When we returned to Highlands, a little Google search revealed that junk cars were used all over the country from the late 1920s into the 1950s in rivers to prevent erosion. They were stacked up along the curves where the water current was eroding the banks. The concept proved to be effective if not exactly esthetically appealing or environmentally sound. An old-timer in the area recalls picking up junk cars, crushing them, engine and all, and using a bulldozer to put them in place. He added that it also benefited the area because old junk cars were an eyesore just sitting around rusting in the neighborhoods. The junk cars were even used in some places to build up low areas along the riverside. At some point somewhere in the country, it was nicknamed “Detroit Riprap.”

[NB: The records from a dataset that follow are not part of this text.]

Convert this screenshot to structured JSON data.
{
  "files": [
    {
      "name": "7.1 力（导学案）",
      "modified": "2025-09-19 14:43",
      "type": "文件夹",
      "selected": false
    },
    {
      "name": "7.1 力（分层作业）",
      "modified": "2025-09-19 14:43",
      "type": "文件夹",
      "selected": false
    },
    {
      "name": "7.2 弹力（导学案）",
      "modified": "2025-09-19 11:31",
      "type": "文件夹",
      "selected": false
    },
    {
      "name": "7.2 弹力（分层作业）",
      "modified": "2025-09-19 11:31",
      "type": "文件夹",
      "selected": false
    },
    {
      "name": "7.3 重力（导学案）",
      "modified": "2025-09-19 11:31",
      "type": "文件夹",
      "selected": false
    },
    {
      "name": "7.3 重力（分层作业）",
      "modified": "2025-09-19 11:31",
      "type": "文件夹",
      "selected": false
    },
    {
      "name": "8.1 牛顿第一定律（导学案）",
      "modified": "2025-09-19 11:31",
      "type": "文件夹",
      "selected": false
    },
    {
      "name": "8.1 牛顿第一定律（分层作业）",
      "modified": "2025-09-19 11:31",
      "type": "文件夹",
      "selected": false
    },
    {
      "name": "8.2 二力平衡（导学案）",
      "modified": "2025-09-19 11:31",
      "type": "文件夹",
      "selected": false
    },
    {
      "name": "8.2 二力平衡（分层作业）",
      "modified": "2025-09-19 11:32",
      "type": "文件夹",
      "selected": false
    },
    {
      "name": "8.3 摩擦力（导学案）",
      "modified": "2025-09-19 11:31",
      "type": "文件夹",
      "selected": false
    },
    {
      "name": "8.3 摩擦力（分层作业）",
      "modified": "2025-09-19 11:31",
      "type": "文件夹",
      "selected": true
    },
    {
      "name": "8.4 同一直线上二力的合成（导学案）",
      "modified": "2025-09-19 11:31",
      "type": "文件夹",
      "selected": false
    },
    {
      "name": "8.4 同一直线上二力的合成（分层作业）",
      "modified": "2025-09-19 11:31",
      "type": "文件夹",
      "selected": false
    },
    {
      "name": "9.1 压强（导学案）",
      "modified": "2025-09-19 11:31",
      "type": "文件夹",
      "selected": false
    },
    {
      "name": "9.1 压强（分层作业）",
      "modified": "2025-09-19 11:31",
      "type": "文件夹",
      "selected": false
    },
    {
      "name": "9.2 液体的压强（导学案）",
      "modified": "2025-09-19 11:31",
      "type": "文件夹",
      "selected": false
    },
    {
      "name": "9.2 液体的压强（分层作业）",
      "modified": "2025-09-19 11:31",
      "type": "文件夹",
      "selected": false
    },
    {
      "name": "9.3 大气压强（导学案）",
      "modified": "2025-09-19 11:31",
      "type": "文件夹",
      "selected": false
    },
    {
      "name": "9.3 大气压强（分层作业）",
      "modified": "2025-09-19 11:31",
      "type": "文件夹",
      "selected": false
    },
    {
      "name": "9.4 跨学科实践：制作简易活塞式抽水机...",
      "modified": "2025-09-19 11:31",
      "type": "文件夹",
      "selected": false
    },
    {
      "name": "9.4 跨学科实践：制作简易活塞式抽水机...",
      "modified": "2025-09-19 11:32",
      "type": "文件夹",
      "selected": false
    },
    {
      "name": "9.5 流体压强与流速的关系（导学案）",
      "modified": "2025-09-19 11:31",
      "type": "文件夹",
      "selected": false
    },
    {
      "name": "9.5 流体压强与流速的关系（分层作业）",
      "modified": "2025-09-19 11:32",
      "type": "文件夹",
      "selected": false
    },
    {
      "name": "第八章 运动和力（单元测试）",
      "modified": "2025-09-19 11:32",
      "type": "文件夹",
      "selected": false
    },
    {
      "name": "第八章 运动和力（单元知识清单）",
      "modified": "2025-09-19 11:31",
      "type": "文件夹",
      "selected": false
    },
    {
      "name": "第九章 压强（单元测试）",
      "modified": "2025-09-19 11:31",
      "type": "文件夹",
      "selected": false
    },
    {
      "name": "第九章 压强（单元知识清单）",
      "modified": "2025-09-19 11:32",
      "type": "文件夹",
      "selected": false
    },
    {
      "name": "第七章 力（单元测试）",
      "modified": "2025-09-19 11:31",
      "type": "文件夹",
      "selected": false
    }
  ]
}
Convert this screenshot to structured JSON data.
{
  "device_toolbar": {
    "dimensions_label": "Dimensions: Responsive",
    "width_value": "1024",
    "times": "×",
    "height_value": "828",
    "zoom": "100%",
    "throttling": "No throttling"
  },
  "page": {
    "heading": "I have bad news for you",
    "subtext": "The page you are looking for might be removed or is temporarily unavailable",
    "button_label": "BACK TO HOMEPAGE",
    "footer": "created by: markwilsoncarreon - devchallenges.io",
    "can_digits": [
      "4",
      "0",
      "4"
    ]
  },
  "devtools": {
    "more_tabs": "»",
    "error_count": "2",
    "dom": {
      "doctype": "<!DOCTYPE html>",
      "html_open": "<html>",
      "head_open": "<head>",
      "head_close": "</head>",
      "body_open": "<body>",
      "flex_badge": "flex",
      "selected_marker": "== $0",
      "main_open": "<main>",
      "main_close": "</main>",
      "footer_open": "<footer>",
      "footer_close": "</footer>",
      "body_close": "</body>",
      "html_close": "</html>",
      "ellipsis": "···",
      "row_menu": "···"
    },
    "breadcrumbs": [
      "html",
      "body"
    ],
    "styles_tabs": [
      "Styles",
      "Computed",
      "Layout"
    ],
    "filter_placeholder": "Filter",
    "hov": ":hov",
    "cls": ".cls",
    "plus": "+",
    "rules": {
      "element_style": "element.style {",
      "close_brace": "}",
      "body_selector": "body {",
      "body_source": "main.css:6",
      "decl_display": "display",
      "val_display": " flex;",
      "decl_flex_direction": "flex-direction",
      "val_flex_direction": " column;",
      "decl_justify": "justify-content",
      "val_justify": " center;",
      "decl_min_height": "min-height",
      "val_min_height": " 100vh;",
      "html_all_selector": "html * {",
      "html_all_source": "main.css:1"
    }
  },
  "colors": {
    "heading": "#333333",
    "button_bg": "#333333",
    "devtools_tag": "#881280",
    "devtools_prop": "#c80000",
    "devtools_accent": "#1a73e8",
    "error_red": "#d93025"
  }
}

The Clean Water Act of 1972 brought the practice to a halt. In the late 70s or early 80s, a bunch of environmentalists came to Swain County, North Carolina about another matter and the junked cars as riprap had them in a tizzy. They wanted the cars removed, but as with a lot of things, there was no money for the project, so the idea was dropped as soon as they left the county.
Lest you think the practice was only a Southern backwoods idea, let me disabuse you of that notion. It turns out that using old junk cars in rivers was a common practice in many Midwest and Western states as well. You can find Detroit Riprap in Ohio, Nebraska, Colorado, and Montana, just to name a few states where it was employed.
You just have to love this country. Not only is it incredibly beautiful and full of amazing people; it’s also crazy quirky. You never know when you will come across something zany like Detroit Riprap. And who would have thought that we’d see something like that from a train on the way to the North Pole?